What is needed
An exact copy of every line from the one holding "Read all visible content and emit it as JSON." to the end of the entries below is required; leave the pictures out.

*** Material for this exercise ***

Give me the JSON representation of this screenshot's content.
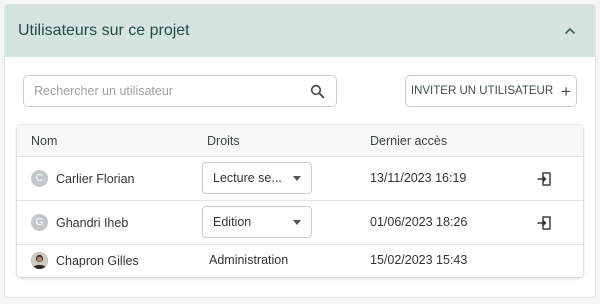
{
  "panel": {
    "title": "Utilisateurs sur ce projet",
    "collapse_icon": "chevron-up-icon"
  },
  "search": {
    "placeholder": "Rechercher un utilisateur",
    "value": "",
    "icon": "search-icon"
  },
  "invite_button": {
    "label": "INVITER UN UTILISATEUR",
    "icon": "plus-icon"
  },
  "table": {
    "headers": [
      "Nom",
      "Droits",
      "Dernier accès"
    ],
    "rows": [
      {
        "initial": "C",
        "name": "Carlier Florian",
        "rights": "Lecture se...",
        "editable": true,
        "last_access": "13/11/2023 16:19",
        "action_icon": "logout-icon"
      },
      {
        "initial": "G",
        "name": "Ghandri Iheb",
        "rights": "Edition",
        "editable": true,
        "last_access": "01/06/2023 18:26",
        "action_icon": "logout-icon"
      },
      {
        "initial": "",
        "name": "Chapron Gilles",
        "rights": "Administration",
        "editable": false,
        "last_access": "15/02/2023 15:43",
        "action_icon": ""
      }
    ]
  },
  "colors": {
    "header_bg": "#d6e4df",
    "header_text": "#274a46",
    "border": "#c9cfcf"
  }
}
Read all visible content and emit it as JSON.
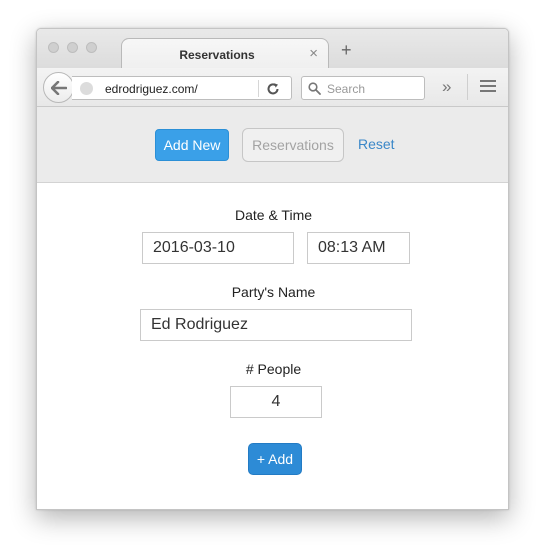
{
  "browser": {
    "tab_title": "Reservations",
    "tab_close": "×",
    "new_tab": "+",
    "url": "edrodriguez.com/",
    "search_placeholder": "Search",
    "overflow": "»"
  },
  "header": {
    "add_new_label": "Add New",
    "reservations_label": "Reservations",
    "reset_label": "Reset"
  },
  "form": {
    "datetime_label": "Date & Time",
    "date_value": "2016-03-10",
    "time_value": "08:13 AM",
    "name_label": "Party's Name",
    "name_value": "Ed Rodriguez",
    "people_label": "# People",
    "people_value": "4",
    "add_button_label": "+ Add"
  },
  "colors": {
    "primary": "#3aa0e8",
    "add_button": "#2d8bd6",
    "link": "#3a87c8"
  },
  "icons": [
    "back-arrow-icon",
    "globe-icon",
    "reload-icon",
    "search-icon",
    "overflow-chevron-icon",
    "hamburger-menu-icon"
  ]
}
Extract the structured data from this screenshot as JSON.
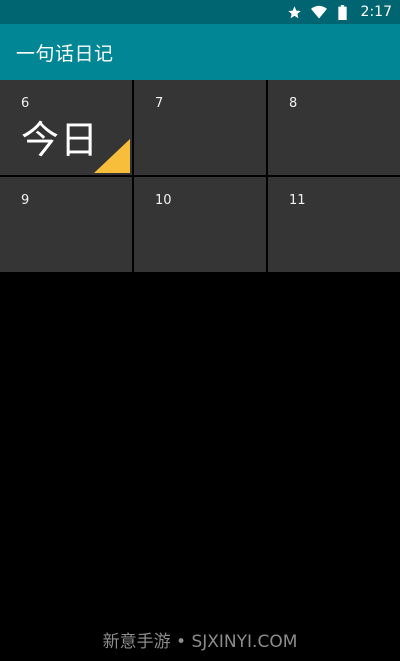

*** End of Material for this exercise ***

Answer to this exercise
Read all visible content and emit it as JSON.
{
  "browser": {
    "tab_title": "Reservations",
    "tab_close": "×",
    "new_tab": "+",
    "url": "edrodriguez.com/",
    "search_placeholder": "Search",
    "overflow": "»"
  },
  "header": {
    "add_new_label": "Add New",
    "reservations_label": "Reservations",
    "reset_label": "Reset"
  },
  "form": {
    "datetime_label": "Date & Time",
    "date_value": "2016-03-10",
    "time_value": "08:13 AM",
    "name_label": "Party's Name",
    "name_value": "Ed Rodriguez",
    "people_label": "# People",
    "people_value": "4",
    "add_button_label": "+ Add"
  },
  "colors": {
    "primary": "#3aa0e8",
    "add_button": "#2d8bd6",
    "link": "#3a87c8"
  },
  "icons": [
    "back-arrow-icon",
    "globe-icon",
    "reload-icon",
    "search-icon",
    "overflow-chevron-icon",
    "hamburger-menu-icon"
  ]
}
Extract the structured data from this screenshot as JSON.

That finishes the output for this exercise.